Attending last year’s tournament were Maria Alcantara Faul, Joy Parker, Jane Baggett, Noni Shearman, Robert Piper, Gavin Cox (Shannon’s Son), Shirley Webb (Shannon’s Mom), Pam Tadlock, Jules Maust, Ginny Henning, Marti Lundy and Julio Galan. (Special to the American Press)
Last Modified: Monday, August 13, 2012 2:11 PM
Shannon Cox dedicated her life to serving others.
Hers was a life far too short.
The mother, immigration law specialist, advocate for underprivileged children and avid tennis player from Lake Charles only lived for 34 years before tragically dying in a 2010 car accident. But Cox made an indelible impact on the lives of the many people she helped, and her closest friends know how important it is to keep her memory alive.
One example of that remembrance is the second annual Shannon Cox Memorial Tennis Tournament coming up Aug. 17-18 at Graywood Sports Club. Proceeds benefit the Shannon Cox Counseling Center, a program of the Family and Youth Counseling Agency founded in 2011 that focuses on grief counseling for children enduring the loss of loved ones. Cox was survived by a son, Gavin, who was 8 years old at the time of her death.
Ginny Henning, a founder of the Shannon Cox Counseling Center, said Cox was passionate about helping people all her life.
“It brings me great joy to see how many children are getting necessary help from such a tragedy. She’d be very proud of that,” Henning said. “Our reason for wanting to do the tennis tournament … knowing full well it wouldn’t be a real moneymaker at first, was to get the name out there. We knew it would reach the masses through tennis.”
The inaugural tournament defied expectations by raising $25,000 for the foundation, said Marti Lundy, Cox’s doubles partner on the tennis court.
Lundy said the response to the event was overwhelming, and they’re anticipating that enthusiasm once again.
“Last year we raised more money than any first-time event that Family & Youth has done,” Lundy said. “It was amazing. We just wanted to break even with $6,000 because they kept telling us first-time tournaments and fundraisers like this are hard. Seventy-five players participated, a lot of people showed up for the social events, too. This year we’re hoping to have the same kind of turnout.”

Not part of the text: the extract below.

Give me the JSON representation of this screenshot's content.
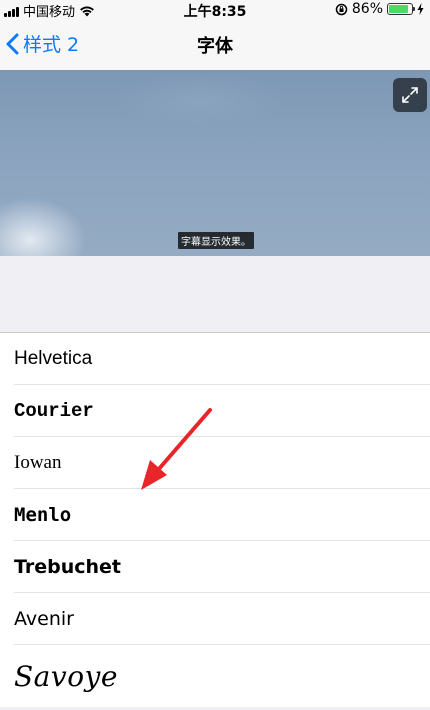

Festivities at the tennis tournament kick off Friday at 4:30 p.m. with an Adult/Child Fun Shootout followed by adult mixed doubles play and a dinner and karaoke night. Saturday includes a Wacky Tennis Attire contest, doubles play, dinner and music from the Backyard Cowboys. The McNeese State girls basketball team will also be around volunteering at the event.
Henning said she and the tournament organizers are “thinking big” for the future even now.
“We knew it was going to be an annual thing,” Henning said. “We want to do this for years and years and years. We’re hoping it grows to become a big thing that brings other cities to Lake Charles. Maybe we can get John Mayer here in five years. Shannon loved John Mayer.”
Cox’s friends remember her fondly, especially on the tennis court. Lundy recalled a particularly unique moment about five years ago at a state doubles tournament that embodied Cox’s joyful personality and zest for life that is so greatly missed.
“She dressed up like a Tennis Ninja in the locker room before the match,” Lundy said. “Everybody loved playing with her and against her. She had a really wicked sense of humor; she was always having a good time.”
And the upcoming tennis tournament that bears her name serves up an opportunity for others to do the same.